Cabinets filled with dead foetuses. A gigantic skeleton watching over the chipper congregation. The living spectators to the devastated dead. And yours truly counted amongst their vital number. The cathedral like building, surrounded by clouds of genius, standing still through the lifetimes of our grandparents and great-grandparents, is a chamber of human antiquity. Old. Serious. Dimly lit, inside and out.

The walls dripped with endeavour. Oil paintings of old heads hung upon the walls. One depicted twins joined at the hip. Never separated, through choice, until they died, within hours of each other. Sections of organs, sliced open to show the growth of some disease or cancer. With colour rinsed out, these chunks of fleshy mechanics lie eerily still in their chemical coffins.

In another room was a video. It demonstrated the astonishing dexterity and skill of the surgeon. The fingers so still it was as though everything else in the world moved around them. The floor, for a minute, seemed to shift underneath my feet.

The film continued.

Bore-holes were made in a skull. An oval section was cut away and removed.  A bony bowl. The brain beneath pulsated with the dreams of the patient.

Then a gorgeous girl stood next to me. But I didn’t exist. She simply wanted to watch the film. Inevitably, my attention was soon drawn away from the miracle of modern medicine and, instead, fixed upon the smoothness and incredible symmetry of her face; her dark, mysterious and utterly beautiful eyes. Now preoccupied with ideas of making an introduction, the video was reduced to a background arrangement of colours and sounds. More of an annoyance. A wall separating us. Indeed, it was getting all the attention.

Eventually, surrounded by such beauty, horror and gore, I lost my nerve and strode off purposefully.

And, anyway, what sort of man flirts with a woman in a place filled with tumours, dead babies and drilled heads? Surely, some kind of psychopath.

But before I knew it, I was outside, hating myself with some of the last, remaining calories in my tank.

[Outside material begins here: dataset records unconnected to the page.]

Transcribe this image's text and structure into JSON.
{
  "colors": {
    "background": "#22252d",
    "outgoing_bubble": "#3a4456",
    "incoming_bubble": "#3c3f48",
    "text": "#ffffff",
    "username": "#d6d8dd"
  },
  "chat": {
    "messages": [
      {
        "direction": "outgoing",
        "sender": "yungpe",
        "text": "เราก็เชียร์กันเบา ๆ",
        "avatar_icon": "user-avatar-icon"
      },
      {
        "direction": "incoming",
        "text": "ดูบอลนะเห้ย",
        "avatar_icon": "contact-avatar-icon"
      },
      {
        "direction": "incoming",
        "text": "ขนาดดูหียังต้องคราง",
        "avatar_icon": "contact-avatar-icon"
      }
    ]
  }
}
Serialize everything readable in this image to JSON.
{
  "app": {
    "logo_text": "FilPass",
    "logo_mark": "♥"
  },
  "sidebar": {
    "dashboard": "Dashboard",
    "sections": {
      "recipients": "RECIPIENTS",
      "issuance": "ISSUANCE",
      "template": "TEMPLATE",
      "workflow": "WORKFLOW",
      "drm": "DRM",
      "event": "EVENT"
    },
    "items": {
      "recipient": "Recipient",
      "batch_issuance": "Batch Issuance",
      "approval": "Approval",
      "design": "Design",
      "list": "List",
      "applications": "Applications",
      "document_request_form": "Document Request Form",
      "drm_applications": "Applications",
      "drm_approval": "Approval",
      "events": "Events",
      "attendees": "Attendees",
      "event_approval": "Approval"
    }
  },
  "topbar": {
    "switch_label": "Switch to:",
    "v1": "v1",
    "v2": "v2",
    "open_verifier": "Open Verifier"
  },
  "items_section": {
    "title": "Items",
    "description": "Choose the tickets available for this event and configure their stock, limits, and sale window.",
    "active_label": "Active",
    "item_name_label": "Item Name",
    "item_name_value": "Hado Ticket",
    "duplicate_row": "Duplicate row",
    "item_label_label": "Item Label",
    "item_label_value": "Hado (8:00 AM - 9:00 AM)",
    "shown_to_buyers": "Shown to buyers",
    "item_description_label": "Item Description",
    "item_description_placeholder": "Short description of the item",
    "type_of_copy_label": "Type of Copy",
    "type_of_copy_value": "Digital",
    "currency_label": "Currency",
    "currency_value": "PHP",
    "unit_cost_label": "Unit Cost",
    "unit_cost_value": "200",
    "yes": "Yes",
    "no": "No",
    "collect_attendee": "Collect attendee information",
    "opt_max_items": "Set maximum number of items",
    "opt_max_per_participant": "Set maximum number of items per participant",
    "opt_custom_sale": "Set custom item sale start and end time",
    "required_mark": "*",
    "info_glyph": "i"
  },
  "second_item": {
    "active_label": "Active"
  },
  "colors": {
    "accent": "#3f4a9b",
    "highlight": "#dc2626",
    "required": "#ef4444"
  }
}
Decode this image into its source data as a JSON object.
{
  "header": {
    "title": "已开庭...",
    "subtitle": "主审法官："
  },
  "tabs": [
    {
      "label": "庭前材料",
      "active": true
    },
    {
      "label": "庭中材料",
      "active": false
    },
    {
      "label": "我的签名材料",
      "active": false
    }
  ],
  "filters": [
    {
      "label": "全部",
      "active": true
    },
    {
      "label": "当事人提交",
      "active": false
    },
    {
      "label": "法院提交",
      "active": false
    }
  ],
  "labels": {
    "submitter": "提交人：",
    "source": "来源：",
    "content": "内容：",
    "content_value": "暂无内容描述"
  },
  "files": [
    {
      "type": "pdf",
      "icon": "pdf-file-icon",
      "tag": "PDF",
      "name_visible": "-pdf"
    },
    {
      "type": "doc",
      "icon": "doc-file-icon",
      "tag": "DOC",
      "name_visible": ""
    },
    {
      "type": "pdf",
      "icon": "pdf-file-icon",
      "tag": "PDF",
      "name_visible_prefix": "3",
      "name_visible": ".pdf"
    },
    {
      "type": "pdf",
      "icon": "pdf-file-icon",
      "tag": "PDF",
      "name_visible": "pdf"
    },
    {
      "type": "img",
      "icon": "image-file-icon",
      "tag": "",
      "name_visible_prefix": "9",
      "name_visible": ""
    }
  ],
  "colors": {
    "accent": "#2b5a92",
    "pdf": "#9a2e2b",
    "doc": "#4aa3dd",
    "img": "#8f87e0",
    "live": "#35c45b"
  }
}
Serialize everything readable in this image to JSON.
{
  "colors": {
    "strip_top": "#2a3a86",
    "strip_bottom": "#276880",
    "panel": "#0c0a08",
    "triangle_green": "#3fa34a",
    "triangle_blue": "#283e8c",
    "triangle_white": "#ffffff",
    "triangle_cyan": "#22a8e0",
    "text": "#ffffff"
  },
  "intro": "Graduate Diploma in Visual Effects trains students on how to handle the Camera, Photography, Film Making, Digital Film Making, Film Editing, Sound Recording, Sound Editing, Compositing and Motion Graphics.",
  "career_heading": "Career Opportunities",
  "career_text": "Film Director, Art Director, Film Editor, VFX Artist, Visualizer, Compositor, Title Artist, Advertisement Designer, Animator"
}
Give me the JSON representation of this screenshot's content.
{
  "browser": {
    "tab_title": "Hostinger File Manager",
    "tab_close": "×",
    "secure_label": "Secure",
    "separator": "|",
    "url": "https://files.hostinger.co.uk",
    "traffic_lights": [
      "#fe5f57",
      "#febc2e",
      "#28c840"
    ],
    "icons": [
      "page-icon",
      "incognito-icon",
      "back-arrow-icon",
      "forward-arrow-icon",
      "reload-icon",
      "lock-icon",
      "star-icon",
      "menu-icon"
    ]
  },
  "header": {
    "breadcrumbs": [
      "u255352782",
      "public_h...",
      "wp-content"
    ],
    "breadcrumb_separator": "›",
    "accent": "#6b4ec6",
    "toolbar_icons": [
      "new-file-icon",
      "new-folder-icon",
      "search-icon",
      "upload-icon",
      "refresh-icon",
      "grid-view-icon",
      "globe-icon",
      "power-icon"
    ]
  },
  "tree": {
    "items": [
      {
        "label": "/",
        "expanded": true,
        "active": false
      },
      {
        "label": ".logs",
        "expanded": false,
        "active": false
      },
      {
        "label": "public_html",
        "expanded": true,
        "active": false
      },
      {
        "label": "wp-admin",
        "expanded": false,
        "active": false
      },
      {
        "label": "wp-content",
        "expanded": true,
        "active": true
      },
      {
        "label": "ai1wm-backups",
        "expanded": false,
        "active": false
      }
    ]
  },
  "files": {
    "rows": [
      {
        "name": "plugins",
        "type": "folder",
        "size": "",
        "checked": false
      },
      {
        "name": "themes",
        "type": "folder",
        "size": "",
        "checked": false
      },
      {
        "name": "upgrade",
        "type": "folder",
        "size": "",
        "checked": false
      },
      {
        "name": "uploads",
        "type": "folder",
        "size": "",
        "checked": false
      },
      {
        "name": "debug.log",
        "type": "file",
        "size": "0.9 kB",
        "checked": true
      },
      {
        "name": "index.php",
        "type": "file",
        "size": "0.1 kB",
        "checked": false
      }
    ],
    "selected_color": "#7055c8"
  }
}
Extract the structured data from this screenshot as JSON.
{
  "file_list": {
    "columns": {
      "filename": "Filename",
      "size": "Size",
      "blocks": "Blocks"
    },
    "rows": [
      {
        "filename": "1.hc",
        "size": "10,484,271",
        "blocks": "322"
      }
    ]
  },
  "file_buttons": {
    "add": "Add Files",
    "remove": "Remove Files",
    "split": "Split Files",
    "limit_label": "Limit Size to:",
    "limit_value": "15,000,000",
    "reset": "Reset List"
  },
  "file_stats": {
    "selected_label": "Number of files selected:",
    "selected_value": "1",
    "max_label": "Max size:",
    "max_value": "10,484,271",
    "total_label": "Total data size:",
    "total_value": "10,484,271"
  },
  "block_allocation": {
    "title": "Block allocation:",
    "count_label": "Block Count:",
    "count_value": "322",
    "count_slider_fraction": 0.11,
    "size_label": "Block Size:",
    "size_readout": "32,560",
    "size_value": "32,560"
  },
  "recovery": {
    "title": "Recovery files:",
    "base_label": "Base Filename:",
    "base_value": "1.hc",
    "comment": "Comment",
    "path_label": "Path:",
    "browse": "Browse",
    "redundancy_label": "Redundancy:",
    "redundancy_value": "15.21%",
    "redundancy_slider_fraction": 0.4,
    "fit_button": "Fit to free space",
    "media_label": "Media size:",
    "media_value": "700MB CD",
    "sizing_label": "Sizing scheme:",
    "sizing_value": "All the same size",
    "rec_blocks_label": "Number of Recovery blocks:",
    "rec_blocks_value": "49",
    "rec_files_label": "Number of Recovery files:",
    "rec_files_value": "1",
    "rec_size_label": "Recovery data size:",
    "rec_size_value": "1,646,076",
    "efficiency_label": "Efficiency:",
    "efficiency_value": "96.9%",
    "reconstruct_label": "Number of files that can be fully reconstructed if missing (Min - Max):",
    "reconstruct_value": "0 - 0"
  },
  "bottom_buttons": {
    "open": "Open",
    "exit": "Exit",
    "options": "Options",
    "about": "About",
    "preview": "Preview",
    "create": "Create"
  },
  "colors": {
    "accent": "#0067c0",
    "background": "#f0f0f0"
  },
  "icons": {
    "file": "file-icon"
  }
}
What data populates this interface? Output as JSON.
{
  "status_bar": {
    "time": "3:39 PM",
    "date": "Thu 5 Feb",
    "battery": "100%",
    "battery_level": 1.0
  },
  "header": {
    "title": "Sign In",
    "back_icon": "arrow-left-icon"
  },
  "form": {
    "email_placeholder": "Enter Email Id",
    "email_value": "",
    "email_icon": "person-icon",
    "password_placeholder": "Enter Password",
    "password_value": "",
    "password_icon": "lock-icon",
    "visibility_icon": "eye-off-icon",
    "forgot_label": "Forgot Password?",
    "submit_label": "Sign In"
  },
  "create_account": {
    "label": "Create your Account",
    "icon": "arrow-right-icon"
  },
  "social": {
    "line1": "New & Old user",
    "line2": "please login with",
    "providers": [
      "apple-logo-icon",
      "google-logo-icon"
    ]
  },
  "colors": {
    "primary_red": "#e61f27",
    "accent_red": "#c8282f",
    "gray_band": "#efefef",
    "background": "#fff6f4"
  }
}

And, feeling a fresh surge of hunger, made my way to Chinatown for a bowl of noodles.

Under the Spark Machine

Sticks in piles. Did you see that? Wine drips from sleeves and shelves laden with pickled things: books, limbs, vegetables, badges, certificates, eyes. Yes, indeed. I imitate and burn. Flay off the skin, there is nothing underneath maybe. Who knows? If you pick up a lighter, no, let’s make sure, a blowtorch. Like so. And turn on the gas. A simple spark. Aiming the bright end at the flesh. Yow, it pops and fizzles. I’ll try it out. See how I get on. Fly it upon the next warm eddy. Catch a bird of prey on a Sunday. Trap it in a room made of mirrors. Create the perfect weapon. A spiritual scream through decades. Three. A dead church surrounded by a cloud of birds. Speakers poking through clouds. Piped music from the ionosphere. Sounds reflections of good and vile dreams. When I didn’t want to wake. The chill ram-rodding the temples, cooling the blood. Brain frozen and unable to leap at the thought of the morning.

But the night. All blood-red and weeping eyes. Fascination rumbles in the balls. She has you. That faceless, formless bitch. Light the stove. We’ll eat then head to bed.